Sometimes root canal therapy is the only way to save a tooth.

When the nerve of a tooth becomes infected or abscessed from deep decay, a tooth gets cracked, or a tooth receives trauma – sometimes the only option to a tooth extraction is endodontics, which is commonly called “root canal therapy”. During a root canal the tooth is numbed and then the unhealthy nerve is removed. Medication is then placed in the tooth to treat the bacterial abscess (infection). After the infection is removed and treated a filling is put in place of the unhealthy nerve.

Endodontic Surgery (Root Canal Surgery)

Some people consider endodontic therapy, or root canal treatment, an oral surgery in itself. Since this doesn’t involve an incision but an opening in the tooth into the pulp chamber, the dental profession typically reserves the term ‘root canal surgery’ for the apicoectomy procedures that sometimes becomes necessary. The apicoectomy procedure involves ‘peeling’ back a portion of the gum tissue over the root(s) that have failed to become disinfected and pain-free after traditional endodontic therapy. The troublesome root tip is shaved, shortened, or removed entirely and the bottom end of the root is re-sealed. Laser disinfection of these sites is also helpful to hasten the healing period and make for a more uneventful healing period.

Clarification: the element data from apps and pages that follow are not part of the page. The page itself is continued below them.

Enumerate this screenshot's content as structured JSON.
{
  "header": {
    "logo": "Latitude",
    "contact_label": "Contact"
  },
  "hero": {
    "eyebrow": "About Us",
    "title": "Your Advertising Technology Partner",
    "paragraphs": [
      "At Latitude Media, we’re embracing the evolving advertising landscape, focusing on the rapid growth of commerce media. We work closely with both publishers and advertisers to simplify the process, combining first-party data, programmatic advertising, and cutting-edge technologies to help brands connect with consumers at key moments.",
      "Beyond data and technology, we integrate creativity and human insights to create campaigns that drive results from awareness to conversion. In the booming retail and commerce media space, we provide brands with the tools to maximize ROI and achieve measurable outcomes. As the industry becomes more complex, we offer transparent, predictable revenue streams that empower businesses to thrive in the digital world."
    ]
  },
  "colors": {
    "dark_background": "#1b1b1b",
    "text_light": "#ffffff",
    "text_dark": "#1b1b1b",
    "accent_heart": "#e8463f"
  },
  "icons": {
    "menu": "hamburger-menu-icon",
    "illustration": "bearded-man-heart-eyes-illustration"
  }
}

Root Canal Procedure Explained

A root canal procedure is also called an endodontic treatment. “Endo” is the Greek word for “inside” and “odont” means “tooth”. An endodontic treatment literally means “inside tooth” treatment. Ever wondered how a root canal treatment works? You’re not alone. We get a lot of questions about what goes on a root canal procedure, but for you to understand what goes on in a root canal procedure, you need to understand certain parts of the tooth.

Inside the tooth, under the enamel (the white part or crown of the tooth that is visible and above the gum line) and a hard layer (dentin) is a soft tissue called the pulp. The pulp has all the blood vessels, nerves and connective tissue and extends from the crown to the tip of the roots where it connects to tissue surrounding the root. The pulp is very important during the growth and development of teeth. Once teeth are grown and fully mature, it can survive without the pulp because they get nourishment from the tissues surrounding them.

A Root Canal Procedure Saves the Tooth

A root canal procedure is needed when the pulp gets infected. It can be because of deep decay, cracks in the crown or repeated dental procedures. Once it’s determined the infection is inside the tooth and the pulp is involved, the dentist will try to save the tooth by doing a root canal procedure. Instead of extracting the tooth and give you a long-term problem of gaps between teeth and tooth replacements, he will drain the tooth of the infected pulp and then fills the emptied space with biocompatible materials and seals it again. He will then restore the tooth with a crown to protect it.

"I am often asked, what Happens During Root Canal? After the tooth is numbed, a small opening is made into the tooth where the insides are cleansed and shaped. A rubber-like material called gutta-percha is filled into the tooth and the opening is then sealed with sterile cotton pellets and a temporary filling. After a couple of weeks, the tooth is typically restored and a crown is placed over the treated tooth for protection. If the tooth lacks sufficient structure, a dental post may be placed inside."
—Dr. Ted Reese